### Problem
The pictures are to be omitted when the entries are reproduced exactly.

### Information

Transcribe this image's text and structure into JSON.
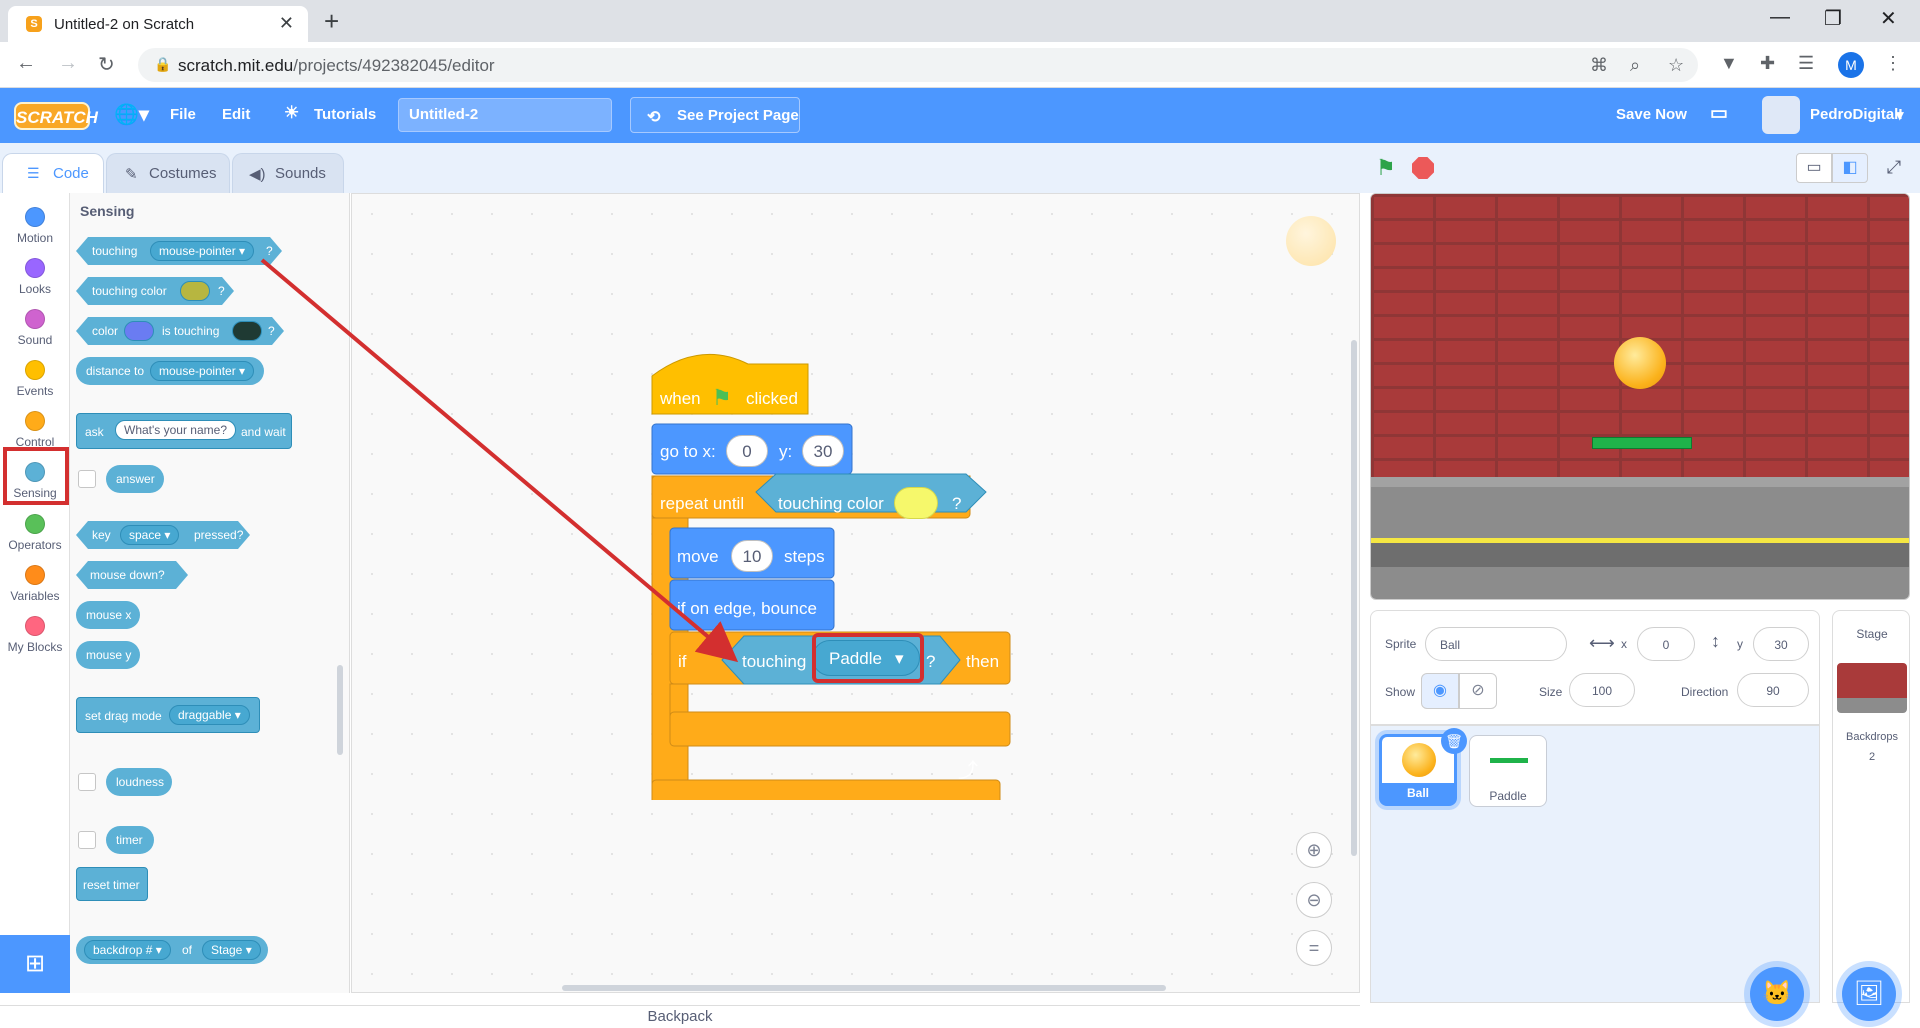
{
  "browser": {
    "tab_title": "Untitled-2 on Scratch",
    "favicon": "S",
    "url_host": "scratch.mit.edu",
    "url_path": "/projects/492382045/editor",
    "profile_initial": "M"
  },
  "menubar": {
    "logo": "SCRATCH",
    "file": "File",
    "edit": "Edit",
    "tutorials": "Tutorials",
    "project_title": "Untitled-2",
    "see_project": "See Project Page",
    "save_now": "Save Now",
    "username": "PedroDigitalI"
  },
  "tabs": {
    "code": "Code",
    "costumes": "Costumes",
    "sounds": "Sounds"
  },
  "categories": [
    {
      "label": "Motion",
      "color": "#4c97ff"
    },
    {
      "label": "Looks",
      "color": "#9966ff"
    },
    {
      "label": "Sound",
      "color": "#cf63cf"
    },
    {
      "label": "Events",
      "color": "#ffbf00"
    },
    {
      "label": "Control",
      "color": "#ffab19"
    },
    {
      "label": "Sensing",
      "color": "#5cb1d6"
    },
    {
      "label": "Operators",
      "color": "#59c059"
    },
    {
      "label": "Variables",
      "color": "#ff8c1a"
    },
    {
      "label": "My Blocks",
      "color": "#ff6680"
    }
  ],
  "palette": {
    "title": "Sensing",
    "touching": "touching",
    "touching_menu": "mouse-pointer",
    "q": "?",
    "touching_color": "touching color",
    "color": "color",
    "is_touching": "is touching",
    "distance_to": "distance to",
    "distance_menu": "mouse-pointer",
    "ask": "ask",
    "ask_default": "What's your name?",
    "and_wait": "and wait",
    "answer": "answer",
    "key": "key",
    "key_menu": "space",
    "pressed": "pressed?",
    "mouse_down": "mouse down?",
    "mouse_x": "mouse x",
    "mouse_y": "mouse y",
    "set_drag_mode": "set drag mode",
    "drag_menu": "draggable",
    "loudness": "loudness",
    "timer": "timer",
    "reset_timer": "reset timer",
    "backdrop": "backdrop #",
    "of": "of",
    "stage_menu": "Stage"
  },
  "script": {
    "when": "when",
    "clicked": "clicked",
    "goto": "go to x:",
    "x": "0",
    "y_lbl": "y:",
    "y": "30",
    "repeat_until": "repeat until",
    "touching_color": "touching color",
    "q": "?",
    "move": "move",
    "steps_val": "10",
    "steps": "steps",
    "bounce": "if on edge, bounce",
    "if": "if",
    "touching": "touching",
    "paddle": "Paddle",
    "then": "then"
  },
  "sprite_info": {
    "sprite_lbl": "Sprite",
    "sprite_name": "Ball",
    "x_lbl": "x",
    "x": "0",
    "y_lbl": "y",
    "y": "30",
    "show_lbl": "Show",
    "size_lbl": "Size",
    "size": "100",
    "direction_lbl": "Direction",
    "direction": "90"
  },
  "sprites": [
    {
      "name": "Ball"
    },
    {
      "name": "Paddle"
    }
  ],
  "stage_panel": {
    "title": "Stage",
    "backdrops_lbl": "Backdrops",
    "backdrops_count": "2"
  },
  "backpack": "Backpack",
  "colors": {
    "motion": "#4c97ff",
    "control": "#ffab19",
    "events": "#ffbf00",
    "sensing": "#5cb1d6",
    "highlight": "#d32f2f"
  }
}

### Task answer
Transcribe this image's text and structure into JSON.
{
  "browser": {
    "tab_title": "Untitled-2 on Scratch",
    "favicon": "S",
    "url_host": "scratch.mit.edu",
    "url_path": "/projects/492382045/editor",
    "profile_initial": "M"
  },
  "menubar": {
    "logo": "SCRATCH",
    "file": "File",
    "edit": "Edit",
    "tutorials": "Tutorials",
    "project_title": "Untitled-2",
    "see_project": "See Project Page",
    "save_now": "Save Now",
    "username": "PedroDigitalI"
  },
  "tabs": {
    "code": "Code",
    "costumes": "Costumes",
    "sounds": "Sounds"
  },
  "categories": [
    {
      "label": "Motion",
      "color": "#4c97ff"
    },
    {
      "label": "Looks",
      "color": "#9966ff"
    },
    {
      "label": "Sound",
      "color": "#cf63cf"
    },
    {
      "label": "Events",
      "color": "#ffbf00"
    },
    {
      "label": "Control",
      "color": "#ffab19"
    },
    {
      "label": "Sensing",
      "color": "#5cb1d6"
    },
    {
      "label": "Operators",
      "color": "#59c059"
    },
    {
      "label": "Variables",
      "color": "#ff8c1a"
    },
    {
      "label": "My Blocks",
      "color": "#ff6680"
    }
  ],
  "palette": {
    "title": "Sensing",
    "touching": "touching",
    "touching_menu": "mouse-pointer",
    "q": "?",
    "touching_color": "touching color",
    "color": "color",
    "is_touching": "is touching",
    "distance_to": "distance to",
    "distance_menu": "mouse-pointer",
    "ask": "ask",
    "ask_default": "What's your name?",
    "and_wait": "and wait",
    "answer": "answer",
    "key": "key",
    "key_menu": "space",
    "pressed": "pressed?",
    "mouse_down": "mouse down?",
    "mouse_x": "mouse x",
    "mouse_y": "mouse y",
    "set_drag_mode": "set drag mode",
    "drag_menu": "draggable",
    "loudness": "loudness",
    "timer": "timer",
    "reset_timer": "reset timer",
    "backdrop": "backdrop #",
    "of": "of",
    "stage_menu": "Stage"
  },
  "script": {
    "when": "when",
    "clicked": "clicked",
    "goto": "go to x:",
    "x": "0",
    "y_lbl": "y:",
    "y": "30",
    "repeat_until": "repeat until",
    "touching_color": "touching color",
    "q": "?",
    "move": "move",
    "steps_val": "10",
    "steps": "steps",
    "bounce": "if on edge, bounce",
    "if": "if",
    "touching": "touching",
    "paddle": "Paddle",
    "then": "then"
  },
  "sprite_info": {
    "sprite_lbl": "Sprite",
    "sprite_name": "Ball",
    "x_lbl": "x",
    "x": "0",
    "y_lbl": "y",
    "y": "30",
    "show_lbl": "Show",
    "size_lbl": "Size",
    "size": "100",
    "direction_lbl": "Direction",
    "direction": "90"
  },
  "sprites": [
    {
      "name": "Ball"
    },
    {
      "name": "Paddle"
    }
  ],
  "stage_panel": {
    "title": "Stage",
    "backdrops_lbl": "Backdrops",
    "backdrops_count": "2"
  },
  "backpack": "Backpack",
  "colors": {
    "motion": "#4c97ff",
    "control": "#ffab19",
    "events": "#ffbf00",
    "sensing": "#5cb1d6",
    "highlight": "#d32f2f"
  }
}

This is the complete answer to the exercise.